» WORK TO COMPLETE
Each line of the data that includes the string "java" is to be copied out.

################

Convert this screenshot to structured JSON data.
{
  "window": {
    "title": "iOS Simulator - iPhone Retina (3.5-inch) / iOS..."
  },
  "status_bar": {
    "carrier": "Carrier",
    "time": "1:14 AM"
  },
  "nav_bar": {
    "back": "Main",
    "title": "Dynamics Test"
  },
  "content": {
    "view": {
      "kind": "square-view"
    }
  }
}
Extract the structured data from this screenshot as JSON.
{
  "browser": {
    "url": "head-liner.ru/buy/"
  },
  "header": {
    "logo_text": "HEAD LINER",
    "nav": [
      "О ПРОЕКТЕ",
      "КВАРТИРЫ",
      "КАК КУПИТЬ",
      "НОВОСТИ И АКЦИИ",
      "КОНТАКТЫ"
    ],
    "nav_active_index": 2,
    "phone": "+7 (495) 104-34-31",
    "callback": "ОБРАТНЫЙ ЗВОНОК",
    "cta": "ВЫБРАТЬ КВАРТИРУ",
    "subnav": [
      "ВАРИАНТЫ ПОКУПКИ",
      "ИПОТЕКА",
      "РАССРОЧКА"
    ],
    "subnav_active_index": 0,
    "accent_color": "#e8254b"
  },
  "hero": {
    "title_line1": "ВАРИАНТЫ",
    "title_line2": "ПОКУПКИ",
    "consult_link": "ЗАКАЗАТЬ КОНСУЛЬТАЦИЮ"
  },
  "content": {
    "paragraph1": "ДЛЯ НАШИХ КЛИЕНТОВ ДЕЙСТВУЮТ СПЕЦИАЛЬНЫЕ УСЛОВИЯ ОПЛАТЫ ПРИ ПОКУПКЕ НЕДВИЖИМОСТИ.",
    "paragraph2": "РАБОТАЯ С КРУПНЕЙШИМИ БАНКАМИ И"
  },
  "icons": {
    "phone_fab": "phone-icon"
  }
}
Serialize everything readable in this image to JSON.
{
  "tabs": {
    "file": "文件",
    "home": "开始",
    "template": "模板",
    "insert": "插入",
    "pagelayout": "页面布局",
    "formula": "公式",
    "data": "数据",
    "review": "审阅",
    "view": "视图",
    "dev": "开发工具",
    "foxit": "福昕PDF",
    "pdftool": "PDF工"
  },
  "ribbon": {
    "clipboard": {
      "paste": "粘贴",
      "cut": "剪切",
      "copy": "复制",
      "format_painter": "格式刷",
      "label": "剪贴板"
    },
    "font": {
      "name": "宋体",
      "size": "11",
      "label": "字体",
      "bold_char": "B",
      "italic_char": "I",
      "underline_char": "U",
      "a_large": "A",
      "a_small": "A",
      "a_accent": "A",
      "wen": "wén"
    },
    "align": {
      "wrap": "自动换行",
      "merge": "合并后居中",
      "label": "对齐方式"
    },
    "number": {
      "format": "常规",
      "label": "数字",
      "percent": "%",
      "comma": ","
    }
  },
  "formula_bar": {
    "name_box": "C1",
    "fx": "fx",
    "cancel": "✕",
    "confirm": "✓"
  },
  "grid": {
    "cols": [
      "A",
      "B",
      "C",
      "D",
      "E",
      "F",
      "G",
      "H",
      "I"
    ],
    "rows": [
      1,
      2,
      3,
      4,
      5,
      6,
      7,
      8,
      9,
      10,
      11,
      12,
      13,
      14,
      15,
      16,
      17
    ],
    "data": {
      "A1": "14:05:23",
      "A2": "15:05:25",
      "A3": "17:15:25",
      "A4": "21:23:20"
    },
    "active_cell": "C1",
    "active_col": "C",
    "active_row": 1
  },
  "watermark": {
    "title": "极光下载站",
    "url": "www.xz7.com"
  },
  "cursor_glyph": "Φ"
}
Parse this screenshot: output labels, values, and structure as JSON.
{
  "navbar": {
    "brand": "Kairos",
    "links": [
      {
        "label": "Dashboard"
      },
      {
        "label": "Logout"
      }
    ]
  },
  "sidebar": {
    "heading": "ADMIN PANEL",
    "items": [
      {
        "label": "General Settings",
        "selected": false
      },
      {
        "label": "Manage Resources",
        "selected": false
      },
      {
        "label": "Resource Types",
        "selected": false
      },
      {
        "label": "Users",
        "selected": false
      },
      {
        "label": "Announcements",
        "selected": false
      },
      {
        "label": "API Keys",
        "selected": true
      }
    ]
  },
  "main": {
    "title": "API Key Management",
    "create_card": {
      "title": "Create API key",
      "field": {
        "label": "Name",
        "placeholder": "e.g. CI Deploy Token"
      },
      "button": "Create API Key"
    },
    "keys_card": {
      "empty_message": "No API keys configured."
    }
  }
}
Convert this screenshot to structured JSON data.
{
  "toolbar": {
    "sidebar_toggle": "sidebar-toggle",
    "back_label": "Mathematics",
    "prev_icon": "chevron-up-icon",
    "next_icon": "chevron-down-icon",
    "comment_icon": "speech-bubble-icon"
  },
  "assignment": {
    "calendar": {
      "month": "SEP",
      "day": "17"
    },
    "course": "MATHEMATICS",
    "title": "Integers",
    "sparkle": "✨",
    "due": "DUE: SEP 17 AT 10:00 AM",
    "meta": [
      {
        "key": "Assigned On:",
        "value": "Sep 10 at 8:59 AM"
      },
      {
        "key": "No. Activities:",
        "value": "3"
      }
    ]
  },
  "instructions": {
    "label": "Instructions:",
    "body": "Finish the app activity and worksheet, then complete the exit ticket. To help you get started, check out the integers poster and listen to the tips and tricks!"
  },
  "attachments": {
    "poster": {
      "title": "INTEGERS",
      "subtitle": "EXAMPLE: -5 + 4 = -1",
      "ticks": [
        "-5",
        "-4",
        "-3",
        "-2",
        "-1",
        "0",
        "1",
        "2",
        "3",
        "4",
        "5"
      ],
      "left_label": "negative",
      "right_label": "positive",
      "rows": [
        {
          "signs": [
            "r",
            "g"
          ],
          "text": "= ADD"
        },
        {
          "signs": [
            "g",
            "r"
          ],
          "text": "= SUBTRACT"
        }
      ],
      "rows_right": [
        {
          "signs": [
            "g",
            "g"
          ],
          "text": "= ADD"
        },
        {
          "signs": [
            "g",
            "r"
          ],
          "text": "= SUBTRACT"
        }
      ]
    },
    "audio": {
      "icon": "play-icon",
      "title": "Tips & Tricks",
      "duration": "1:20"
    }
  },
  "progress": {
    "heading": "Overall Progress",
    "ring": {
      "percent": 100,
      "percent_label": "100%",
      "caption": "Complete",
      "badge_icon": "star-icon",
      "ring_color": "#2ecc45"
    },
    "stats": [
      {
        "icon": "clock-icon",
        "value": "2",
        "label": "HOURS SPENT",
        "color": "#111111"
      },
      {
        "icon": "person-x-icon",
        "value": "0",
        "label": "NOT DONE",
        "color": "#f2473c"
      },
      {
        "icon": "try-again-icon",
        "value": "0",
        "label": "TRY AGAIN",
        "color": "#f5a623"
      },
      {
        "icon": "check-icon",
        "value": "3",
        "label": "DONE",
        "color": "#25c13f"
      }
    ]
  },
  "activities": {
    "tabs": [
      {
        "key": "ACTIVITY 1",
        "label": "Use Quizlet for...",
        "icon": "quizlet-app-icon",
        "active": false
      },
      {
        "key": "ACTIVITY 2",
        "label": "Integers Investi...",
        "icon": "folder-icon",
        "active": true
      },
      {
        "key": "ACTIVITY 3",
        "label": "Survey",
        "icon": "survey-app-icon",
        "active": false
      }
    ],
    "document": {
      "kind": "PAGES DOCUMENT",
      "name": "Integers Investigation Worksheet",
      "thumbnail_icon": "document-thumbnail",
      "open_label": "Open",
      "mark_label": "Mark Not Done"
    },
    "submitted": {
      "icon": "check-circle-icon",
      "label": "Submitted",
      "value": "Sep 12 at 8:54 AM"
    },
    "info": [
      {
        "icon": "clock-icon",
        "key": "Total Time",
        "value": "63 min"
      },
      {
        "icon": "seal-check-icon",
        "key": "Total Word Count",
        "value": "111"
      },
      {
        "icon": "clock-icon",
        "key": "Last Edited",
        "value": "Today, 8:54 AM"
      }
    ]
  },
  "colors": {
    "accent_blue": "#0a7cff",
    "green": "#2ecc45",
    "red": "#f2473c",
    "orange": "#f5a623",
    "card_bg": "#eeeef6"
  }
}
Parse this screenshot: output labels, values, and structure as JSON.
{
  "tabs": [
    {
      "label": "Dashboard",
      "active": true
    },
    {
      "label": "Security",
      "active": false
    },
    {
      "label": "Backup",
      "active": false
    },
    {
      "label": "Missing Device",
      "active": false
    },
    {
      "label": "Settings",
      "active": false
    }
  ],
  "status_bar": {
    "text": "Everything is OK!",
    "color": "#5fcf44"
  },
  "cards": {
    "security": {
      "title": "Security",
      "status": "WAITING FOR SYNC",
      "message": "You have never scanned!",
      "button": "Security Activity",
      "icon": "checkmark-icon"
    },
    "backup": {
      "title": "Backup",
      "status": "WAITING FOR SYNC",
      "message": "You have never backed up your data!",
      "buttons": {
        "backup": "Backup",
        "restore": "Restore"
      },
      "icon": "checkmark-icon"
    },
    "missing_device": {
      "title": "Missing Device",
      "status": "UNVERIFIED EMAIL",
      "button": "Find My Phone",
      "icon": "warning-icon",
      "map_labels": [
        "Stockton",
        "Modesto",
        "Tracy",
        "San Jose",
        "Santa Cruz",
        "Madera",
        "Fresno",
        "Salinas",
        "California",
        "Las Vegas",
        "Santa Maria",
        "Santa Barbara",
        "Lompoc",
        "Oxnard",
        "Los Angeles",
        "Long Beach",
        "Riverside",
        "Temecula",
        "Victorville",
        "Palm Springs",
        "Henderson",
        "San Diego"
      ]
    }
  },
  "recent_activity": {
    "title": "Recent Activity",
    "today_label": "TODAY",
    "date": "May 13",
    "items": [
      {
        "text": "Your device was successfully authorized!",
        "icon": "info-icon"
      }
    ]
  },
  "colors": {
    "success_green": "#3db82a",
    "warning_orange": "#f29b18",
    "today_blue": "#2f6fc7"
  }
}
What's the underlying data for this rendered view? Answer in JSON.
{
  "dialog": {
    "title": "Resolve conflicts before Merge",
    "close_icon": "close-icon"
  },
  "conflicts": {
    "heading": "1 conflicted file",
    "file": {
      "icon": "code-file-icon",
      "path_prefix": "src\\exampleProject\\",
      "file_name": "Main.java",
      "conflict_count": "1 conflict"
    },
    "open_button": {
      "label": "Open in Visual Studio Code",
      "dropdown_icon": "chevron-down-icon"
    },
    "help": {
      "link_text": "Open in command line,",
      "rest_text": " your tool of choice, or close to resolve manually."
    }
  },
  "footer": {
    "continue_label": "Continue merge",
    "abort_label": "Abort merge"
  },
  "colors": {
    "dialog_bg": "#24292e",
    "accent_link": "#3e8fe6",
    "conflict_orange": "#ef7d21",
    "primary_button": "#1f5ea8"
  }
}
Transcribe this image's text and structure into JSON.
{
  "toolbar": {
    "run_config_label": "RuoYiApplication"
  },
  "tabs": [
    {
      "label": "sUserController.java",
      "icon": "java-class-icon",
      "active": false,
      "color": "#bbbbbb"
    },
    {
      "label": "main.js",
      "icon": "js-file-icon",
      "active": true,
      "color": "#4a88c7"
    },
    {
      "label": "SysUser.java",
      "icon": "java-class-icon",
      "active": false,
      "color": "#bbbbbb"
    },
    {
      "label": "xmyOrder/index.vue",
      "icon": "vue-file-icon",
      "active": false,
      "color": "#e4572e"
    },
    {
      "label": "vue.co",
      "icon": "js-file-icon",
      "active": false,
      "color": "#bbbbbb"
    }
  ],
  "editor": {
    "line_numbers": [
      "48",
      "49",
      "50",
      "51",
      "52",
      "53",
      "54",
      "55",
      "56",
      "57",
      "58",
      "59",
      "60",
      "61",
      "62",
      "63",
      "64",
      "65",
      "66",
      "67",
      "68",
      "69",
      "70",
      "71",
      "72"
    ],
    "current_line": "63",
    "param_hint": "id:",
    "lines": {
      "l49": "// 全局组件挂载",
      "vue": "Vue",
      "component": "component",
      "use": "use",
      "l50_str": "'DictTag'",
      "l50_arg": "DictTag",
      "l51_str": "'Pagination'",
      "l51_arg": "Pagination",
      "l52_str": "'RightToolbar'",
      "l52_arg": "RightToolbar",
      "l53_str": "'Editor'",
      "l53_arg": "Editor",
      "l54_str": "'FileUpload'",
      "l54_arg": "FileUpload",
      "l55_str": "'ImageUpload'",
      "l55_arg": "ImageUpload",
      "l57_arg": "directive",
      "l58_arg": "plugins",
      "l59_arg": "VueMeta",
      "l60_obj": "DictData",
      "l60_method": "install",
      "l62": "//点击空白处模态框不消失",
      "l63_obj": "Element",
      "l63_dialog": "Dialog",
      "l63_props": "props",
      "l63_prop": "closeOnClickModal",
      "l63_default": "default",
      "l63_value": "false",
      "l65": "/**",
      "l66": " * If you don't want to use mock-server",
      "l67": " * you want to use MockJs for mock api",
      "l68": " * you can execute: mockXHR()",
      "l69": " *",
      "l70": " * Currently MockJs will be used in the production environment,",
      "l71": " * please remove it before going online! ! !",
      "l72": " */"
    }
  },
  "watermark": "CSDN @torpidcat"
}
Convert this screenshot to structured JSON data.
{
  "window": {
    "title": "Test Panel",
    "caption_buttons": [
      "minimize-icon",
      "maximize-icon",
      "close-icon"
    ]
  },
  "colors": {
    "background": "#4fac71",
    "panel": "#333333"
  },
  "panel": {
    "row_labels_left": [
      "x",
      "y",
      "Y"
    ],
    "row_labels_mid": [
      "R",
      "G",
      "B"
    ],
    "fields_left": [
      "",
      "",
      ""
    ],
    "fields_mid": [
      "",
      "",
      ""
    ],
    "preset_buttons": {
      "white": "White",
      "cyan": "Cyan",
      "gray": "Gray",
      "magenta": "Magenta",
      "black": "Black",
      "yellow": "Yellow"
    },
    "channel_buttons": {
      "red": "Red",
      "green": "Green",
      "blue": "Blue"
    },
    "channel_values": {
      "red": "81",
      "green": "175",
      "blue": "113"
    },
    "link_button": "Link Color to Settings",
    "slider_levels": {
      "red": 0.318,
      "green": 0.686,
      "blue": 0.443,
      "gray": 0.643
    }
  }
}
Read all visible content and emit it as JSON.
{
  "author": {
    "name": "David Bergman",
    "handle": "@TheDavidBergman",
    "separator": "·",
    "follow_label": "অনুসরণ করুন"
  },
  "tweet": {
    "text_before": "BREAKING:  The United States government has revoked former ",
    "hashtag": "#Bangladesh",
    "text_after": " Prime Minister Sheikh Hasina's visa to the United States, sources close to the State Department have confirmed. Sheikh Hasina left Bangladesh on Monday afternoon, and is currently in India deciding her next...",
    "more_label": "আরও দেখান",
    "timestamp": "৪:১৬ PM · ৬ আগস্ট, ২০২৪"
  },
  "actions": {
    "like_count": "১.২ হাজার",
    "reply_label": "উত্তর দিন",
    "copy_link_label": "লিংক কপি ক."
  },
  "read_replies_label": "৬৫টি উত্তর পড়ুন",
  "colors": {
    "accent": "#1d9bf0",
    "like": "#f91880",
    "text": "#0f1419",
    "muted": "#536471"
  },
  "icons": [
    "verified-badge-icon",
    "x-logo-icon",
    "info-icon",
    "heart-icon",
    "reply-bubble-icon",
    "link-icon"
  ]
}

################

» RESULT OF THIS EXERCISE
      "file_name": "Main.java",
      "label": "sUserController.java",
      "icon": "java-class-icon",
      "label": "SysUser.java",
      "icon": "java-class-icon",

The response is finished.